Lack of vocational workers starts in high school

Posted:

BRAINERD, Minn. (AP) -- Some Minnesota companies are struggling to fill manufacturing jobs, and one big reason is likely the decline of technical trade courses in the state's high schools.

Minnesota Public Radio reports that the No Child Left Behind initiative caused schools to shift their resources toward core subject areas like math and reading. They cut shop classes like machining, welding and robotics.

One private estimate suggests the number of tech teachers in the state has dropped from more than 1,200 to around 750 in recent years. Mike Lindstrom, a retired industrial tech teacher who tracks that number, says shop classes are considered electives in most schools. And that makes them endangered.

There's good money in manufacturing. The average salary in the field in Minnesota is more than $56,000, the state estimates.

Powered by WorldNow
All content © Copyright 2001 - 2014 WorldNow and KTTC, a Quincy station.
All Rights Reserved. For more information on this site, please read our Privacy Policy and Terms of Service and Mobile Privacy Policy & Terms of Service.

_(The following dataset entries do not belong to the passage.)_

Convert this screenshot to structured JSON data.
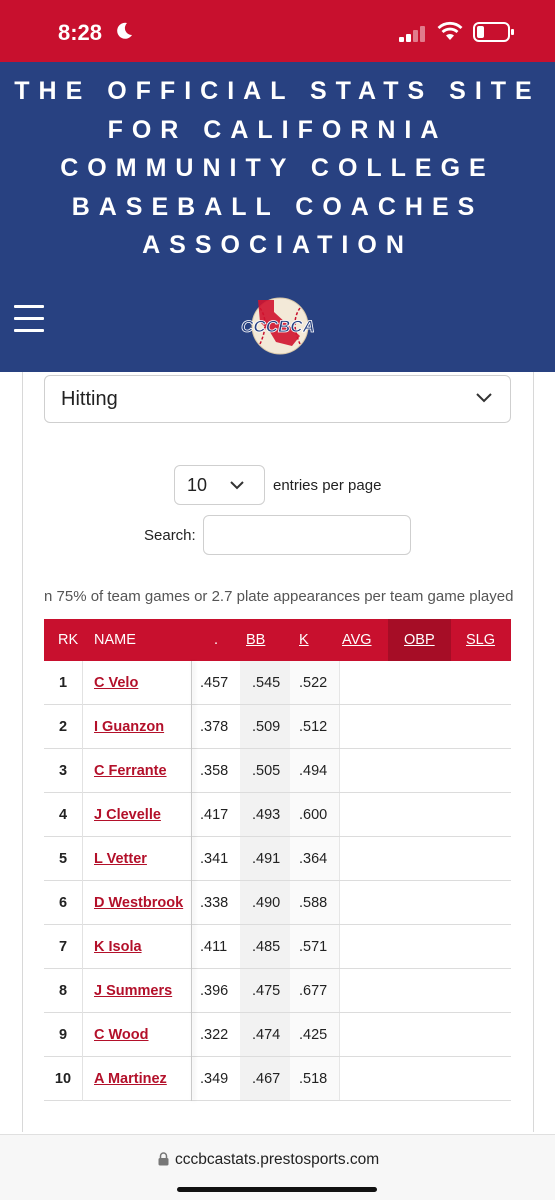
{
  "status_bar": {
    "time": "8:28",
    "icons": [
      "moon-icon",
      "signal-icon",
      "wifi-icon",
      "battery-icon"
    ]
  },
  "header": {
    "title_lines": [
      "THE OFFICIAL STATS SITE",
      "FOR CALIFORNIA",
      "COMMUNITY COLLEGE",
      "BASEBALL COACHES",
      "ASSOCIATION"
    ],
    "logo_text": "CCCBCA",
    "menu_icon": "hamburger-menu-icon"
  },
  "controls": {
    "stat_category": "Hitting",
    "entries_value": "10",
    "entries_label": "entries per page",
    "search_label": "Search:",
    "search_value": ""
  },
  "qualifier_note": "n 75% of team games or 2.7 plate appearances per team game played",
  "table": {
    "headers": {
      "rk": "RK",
      "name": "NAME",
      "partial": ".",
      "bb": "BB",
      "k": "K",
      "avg": "AVG",
      "obp": "OBP",
      "slg": "SLG"
    },
    "rows": [
      {
        "rk": "1",
        "name": "C Velo",
        "a": ".457",
        "bb": ".545",
        "k": ".522"
      },
      {
        "rk": "2",
        "name": "I Guanzon",
        "a": ".378",
        "bb": ".509",
        "k": ".512"
      },
      {
        "rk": "3",
        "name": "C Ferrante",
        "a": ".358",
        "bb": ".505",
        "k": ".494"
      },
      {
        "rk": "4",
        "name": "J Clevelle",
        "a": ".417",
        "bb": ".493",
        "k": ".600"
      },
      {
        "rk": "5",
        "name": "L Vetter",
        "a": ".341",
        "bb": ".491",
        "k": ".364"
      },
      {
        "rk": "6",
        "name": "D Westbrook",
        "a": ".338",
        "bb": ".490",
        "k": ".588"
      },
      {
        "rk": "7",
        "name": "K Isola",
        "a": ".411",
        "bb": ".485",
        "k": ".571"
      },
      {
        "rk": "8",
        "name": "J Summers",
        "a": ".396",
        "bb": ".475",
        "k": ".677"
      },
      {
        "rk": "9",
        "name": "C Wood",
        "a": ".322",
        "bb": ".474",
        "k": ".425"
      },
      {
        "rk": "10",
        "name": "A Martinez",
        "a": ".349",
        "bb": ".467",
        "k": ".518"
      }
    ]
  },
  "browser": {
    "url": "cccbcastats.prestosports.com"
  },
  "colors": {
    "status_bar": "#c8102e",
    "header": "#284181",
    "table_header": "#c8102e",
    "link": "#b3102a"
  }
}
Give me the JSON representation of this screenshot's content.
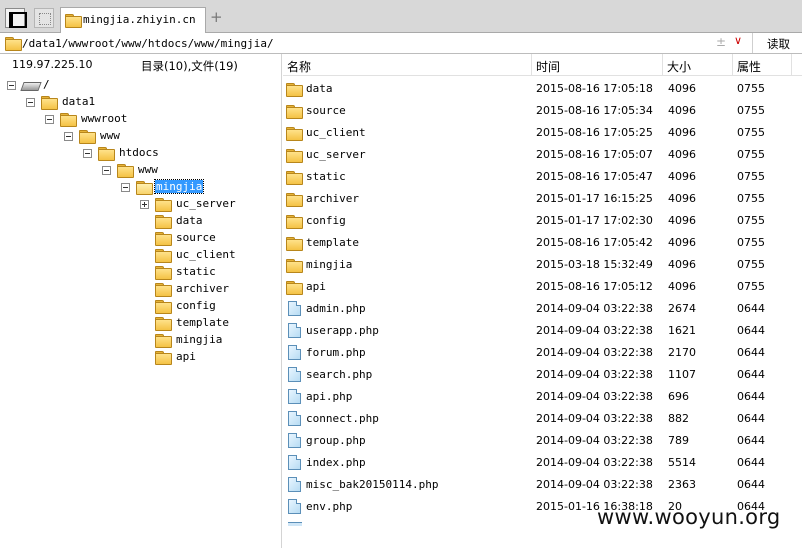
{
  "tab": {
    "title": "mingjia.zhiyin.cn",
    "add_symbol": "+"
  },
  "address": {
    "path": "/data1/wwwroot/www/htdocs/www/mingjia/",
    "read_label": "读取"
  },
  "tree": {
    "ip": "119.97.225.10",
    "dir_file_count": "目录(10),文件(19)",
    "nodes": [
      {
        "label": "/",
        "selected": false
      },
      {
        "label": "data1",
        "selected": false
      },
      {
        "label": "wwwroot",
        "selected": false
      },
      {
        "label": "www",
        "selected": false
      },
      {
        "label": "htdocs",
        "selected": false
      },
      {
        "label": "www",
        "selected": false
      },
      {
        "label": "mingjia",
        "selected": true
      },
      {
        "label": "uc_server",
        "selected": false
      },
      {
        "label": "data",
        "selected": false
      },
      {
        "label": "source",
        "selected": false
      },
      {
        "label": "uc_client",
        "selected": false
      },
      {
        "label": "static",
        "selected": false
      },
      {
        "label": "archiver",
        "selected": false
      },
      {
        "label": "config",
        "selected": false
      },
      {
        "label": "template",
        "selected": false
      },
      {
        "label": "mingjia",
        "selected": false
      },
      {
        "label": "api",
        "selected": false
      }
    ]
  },
  "list": {
    "headers": {
      "name": "名称",
      "time": "时间",
      "size": "大小",
      "perm": "属性"
    },
    "rows": [
      {
        "type": "dir",
        "name": "data",
        "time": "2015-08-16 17:05:18",
        "size": "4096",
        "perm": "0755"
      },
      {
        "type": "dir",
        "name": "source",
        "time": "2015-08-16 17:05:34",
        "size": "4096",
        "perm": "0755"
      },
      {
        "type": "dir",
        "name": "uc_client",
        "time": "2015-08-16 17:05:25",
        "size": "4096",
        "perm": "0755"
      },
      {
        "type": "dir",
        "name": "uc_server",
        "time": "2015-08-16 17:05:07",
        "size": "4096",
        "perm": "0755"
      },
      {
        "type": "dir",
        "name": "static",
        "time": "2015-08-16 17:05:47",
        "size": "4096",
        "perm": "0755"
      },
      {
        "type": "dir",
        "name": "archiver",
        "time": "2015-01-17 16:15:25",
        "size": "4096",
        "perm": "0755"
      },
      {
        "type": "dir",
        "name": "config",
        "time": "2015-01-17 17:02:30",
        "size": "4096",
        "perm": "0755"
      },
      {
        "type": "dir",
        "name": "template",
        "time": "2015-08-16 17:05:42",
        "size": "4096",
        "perm": "0755"
      },
      {
        "type": "dir",
        "name": "mingjia",
        "time": "2015-03-18 15:32:49",
        "size": "4096",
        "perm": "0755"
      },
      {
        "type": "dir",
        "name": "api",
        "time": "2015-08-16 17:05:12",
        "size": "4096",
        "perm": "0755"
      },
      {
        "type": "file",
        "name": "admin.php",
        "time": "2014-09-04 03:22:38",
        "size": "2674",
        "perm": "0644"
      },
      {
        "type": "file",
        "name": "userapp.php",
        "time": "2014-09-04 03:22:38",
        "size": "1621",
        "perm": "0644"
      },
      {
        "type": "file",
        "name": "forum.php",
        "time": "2014-09-04 03:22:38",
        "size": "2170",
        "perm": "0644"
      },
      {
        "type": "file",
        "name": "search.php",
        "time": "2014-09-04 03:22:38",
        "size": "1107",
        "perm": "0644"
      },
      {
        "type": "file",
        "name": "api.php",
        "time": "2014-09-04 03:22:38",
        "size": "696",
        "perm": "0644"
      },
      {
        "type": "file",
        "name": "connect.php",
        "time": "2014-09-04 03:22:38",
        "size": "882",
        "perm": "0644"
      },
      {
        "type": "file",
        "name": "group.php",
        "time": "2014-09-04 03:22:38",
        "size": "789",
        "perm": "0644"
      },
      {
        "type": "file",
        "name": "index.php",
        "time": "2014-09-04 03:22:38",
        "size": "5514",
        "perm": "0644"
      },
      {
        "type": "file",
        "name": "misc_bak20150114.php",
        "time": "2014-09-04 03:22:38",
        "size": "2363",
        "perm": "0644"
      },
      {
        "type": "file",
        "name": "env.php",
        "time": "2015-01-16 16:38:18",
        "size": "20",
        "perm": "0644"
      }
    ]
  },
  "watermark": "www.wooyun.org"
}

Persons with disabilities who need assistance with issues relating to the content of this station's public inspection file should contact Administrative Assistant Jodi Neyens at (507) 280-5104. Questions or concerns relating to the accessibility of the FCC's online public file system should be directed to the FCC at 888-225-5322, at 888-835-5322 (TTY) or at fccinfo@fcc.gov.